- [TASK PROMPT] Please copy every line with the string "JSON" from the entries below.

- [DATA FOR THIS EXERCISE]
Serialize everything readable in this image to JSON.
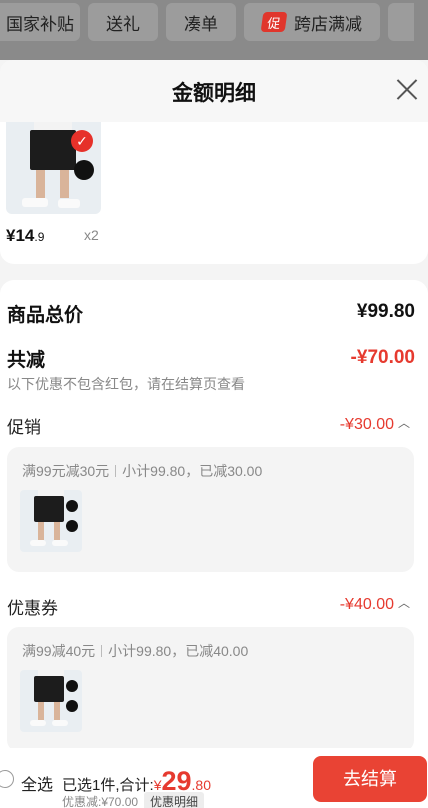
{
  "topbar": {
    "chips": [
      "国家补贴",
      "送礼",
      "凑单",
      "跨店满减"
    ],
    "promo_badge": "促"
  },
  "sheet": {
    "title": "金额明细"
  },
  "product": {
    "price_int": "¥14",
    "price_dec": ".9",
    "qty": "x2",
    "icon": "checked-badge-icon"
  },
  "summary": {
    "total_label": "商品总价",
    "total_value": "¥99.80",
    "discount_label": "共减",
    "discount_value": "-¥70.00",
    "discount_note": "以下优惠不包含红包，请在结算页查看",
    "promotion": {
      "label": "促销",
      "value": "-¥30.00",
      "rule": "满99元减30元",
      "subtotal": "小计99.80，已减30.00"
    },
    "coupon": {
      "label": "优惠券",
      "value": "-¥40.00",
      "rule": "满99减40元",
      "subtotal": "小计99.80，已减40.00"
    }
  },
  "bottom": {
    "select_all": "全选",
    "selected_text": "已选1件,合计:",
    "yen": "¥",
    "total_int": "29",
    "total_dec": ".80",
    "saved_text": "优惠减:¥70.00",
    "detail_chip": "优惠明细",
    "checkout": "去结算"
  },
  "colors": {
    "accent_red": "#e63a2f",
    "button_red": "#e94334",
    "background": "#f4f4f4"
  }
}
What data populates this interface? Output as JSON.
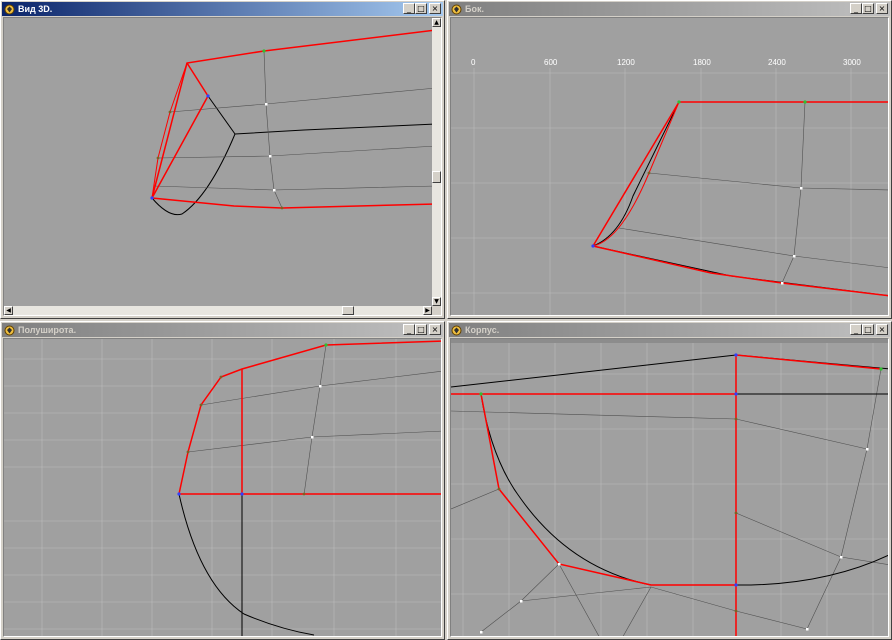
{
  "windows": {
    "view3d": {
      "title": "Вид 3D."
    },
    "side": {
      "title": "Бок.",
      "ruler_ticks": [
        "0",
        "600",
        "1200",
        "1800",
        "2400",
        "3000"
      ]
    },
    "halfbreadth": {
      "title": "Полуширота."
    },
    "body": {
      "title": "Корпус."
    }
  },
  "controls": {
    "minimize": "_",
    "maximize": "□",
    "close": "×"
  },
  "colors": {
    "viewport_bg": "#a0a0a0",
    "grid": "#b8b8b8",
    "grid_bright": "#c8c8c8",
    "hull_edge": "#ff0000",
    "hull_line": "#000000",
    "control_line": "#505050",
    "active_title": "#0a246a"
  }
}
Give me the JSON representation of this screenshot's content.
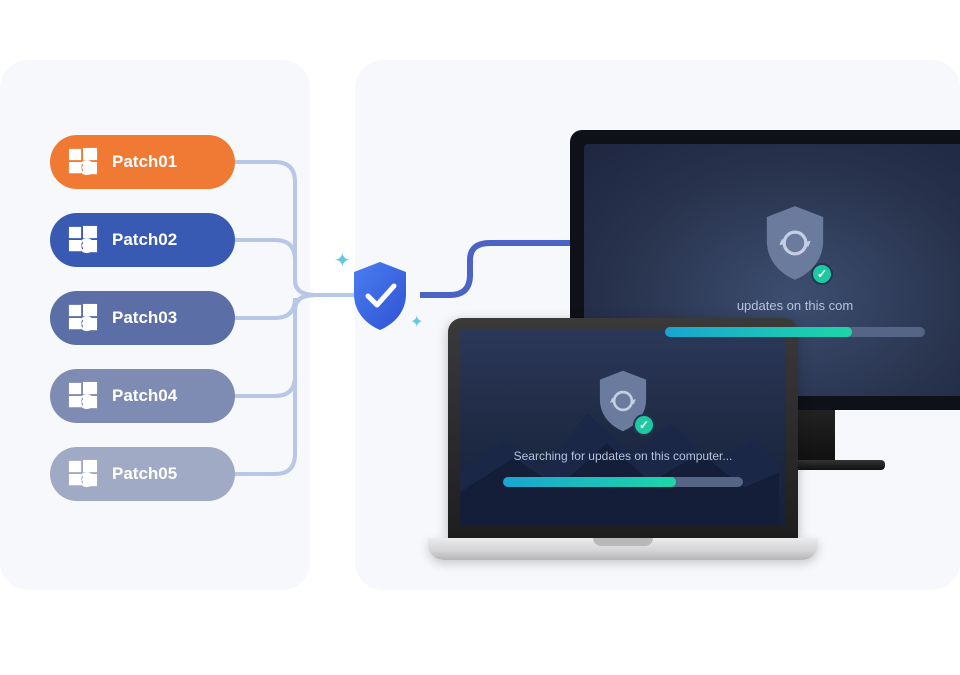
{
  "patches": [
    {
      "label": "Patch01",
      "color": "#f07a34"
    },
    {
      "label": "Patch02",
      "color": "#385ab3"
    },
    {
      "label": "Patch03",
      "color": "#5b6ea6"
    },
    {
      "label": "Patch04",
      "color": "#7e8cb4"
    },
    {
      "label": "Patch05",
      "color": "#a0aac4"
    }
  ],
  "shield": {
    "color": "#3c68e4",
    "checkColor": "#ffffff"
  },
  "laptop": {
    "statusText": "Searching for updates on this computer...",
    "progressPercent": 72,
    "checkBadgeColor": "#1dc9a0"
  },
  "monitor": {
    "statusText": "updates on this com",
    "progressPercent": 72,
    "checkBadgeColor": "#1dc9a0"
  },
  "colors": {
    "panelBg": "#f6f8fc",
    "connector": "#b8c7e8",
    "connectorMain": "#4b63c7"
  }
}
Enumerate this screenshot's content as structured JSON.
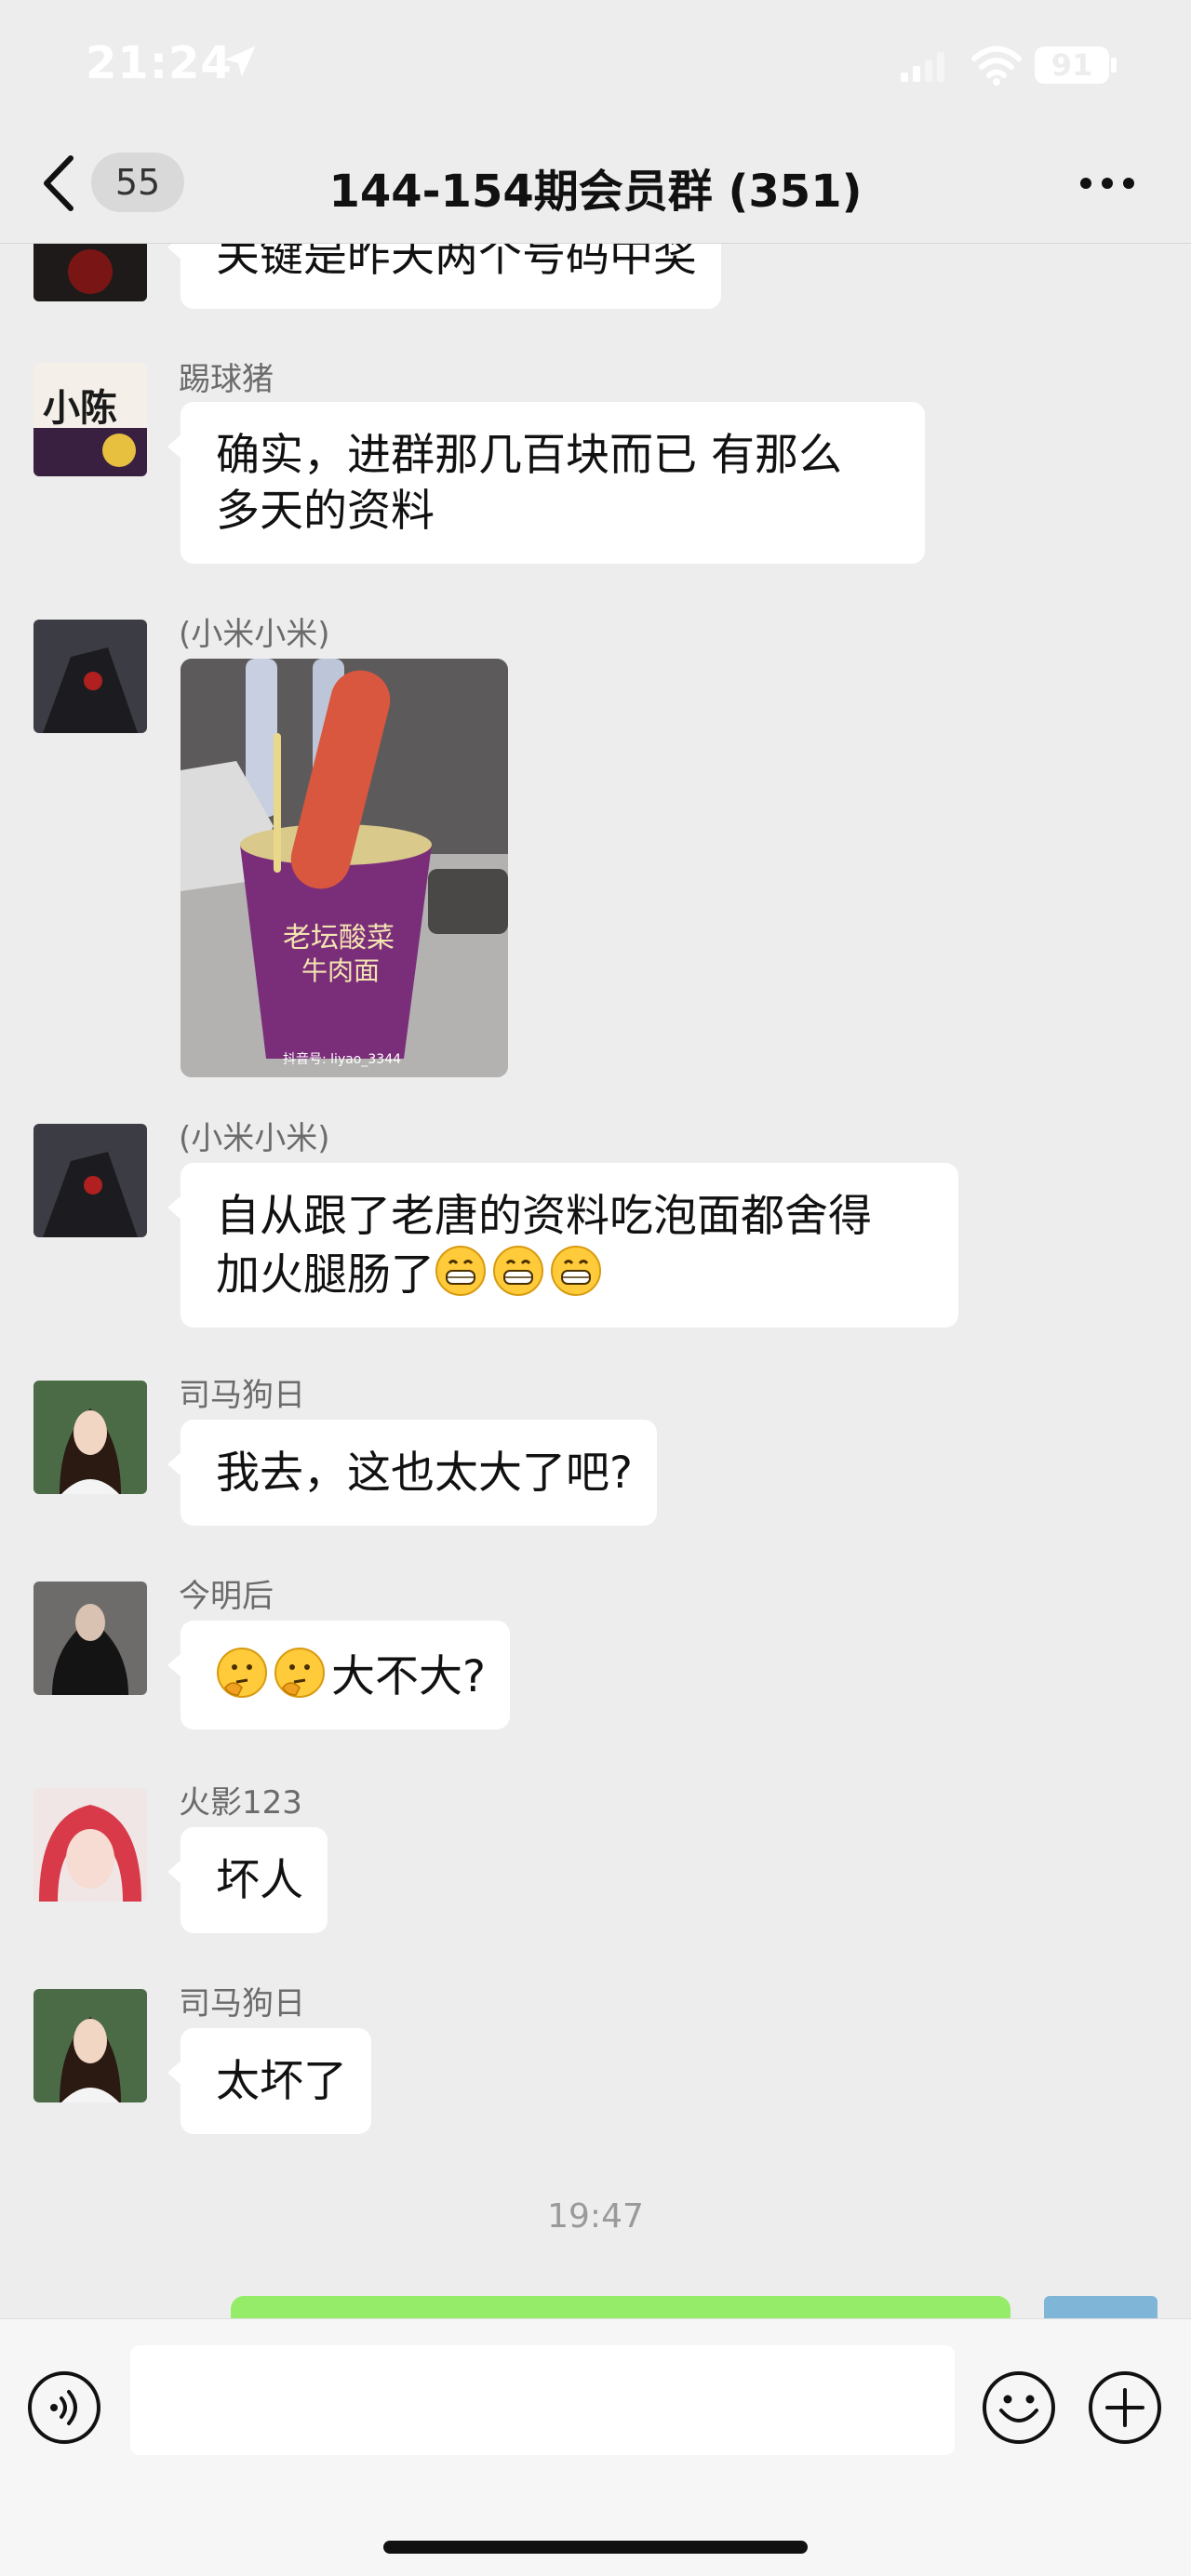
{
  "status_bar": {
    "time": "21:24",
    "battery": "91",
    "icons": [
      "location-arrow-icon",
      "signal-icon",
      "wifi-icon",
      "battery-icon"
    ]
  },
  "header": {
    "unread_count": "55",
    "title": "144-154期会员群 (351)",
    "icons": [
      "back-chevron-icon",
      "more-dots-icon"
    ]
  },
  "messages": [
    {
      "sender": "",
      "text": "关键是昨天两个号码中奖",
      "partial": true
    },
    {
      "sender": "踢球猪",
      "line1": "确实，进群那几百块而已 有那么",
      "line2": "多天的资料",
      "avatar_text": "小陈"
    },
    {
      "sender": "(小米小米)",
      "type": "image",
      "image_caption": "抖音号: liyao_3344",
      "image_desc": "方便面碗里的火腿肠"
    },
    {
      "sender": "(小米小米)",
      "line1": "自从跟了老唐的资料吃泡面都舍得",
      "line2": "加火腿肠了",
      "emojis": [
        "grin-emoji",
        "grin-emoji",
        "grin-emoji"
      ]
    },
    {
      "sender": "司马狗日",
      "text": "我去，这也太大了吧?"
    },
    {
      "sender": "今明后",
      "text": "大不大?",
      "emojis": [
        "thinking-emoji",
        "thinking-emoji"
      ]
    },
    {
      "sender": "火影123",
      "text": "坏人"
    },
    {
      "sender": "司马狗日",
      "text": "太坏了"
    }
  ],
  "timestamp": "19:47",
  "input_bar": {
    "placeholder": "",
    "icons": [
      "voice-icon",
      "emoji-icon",
      "plus-icon"
    ]
  },
  "colors": {
    "background": "#ededed",
    "bubble_in": "#ffffff",
    "bubble_out": "#95ec69",
    "sender_name": "#6b6b6b"
  }
}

- [SOLVED PROBLEM]
Serialize everything readable in this image to JSON.
What data populates this interface? Output as JSON.
Give me the JSON representation of this screenshot's content.
Enumerate this screenshot's content as structured JSON.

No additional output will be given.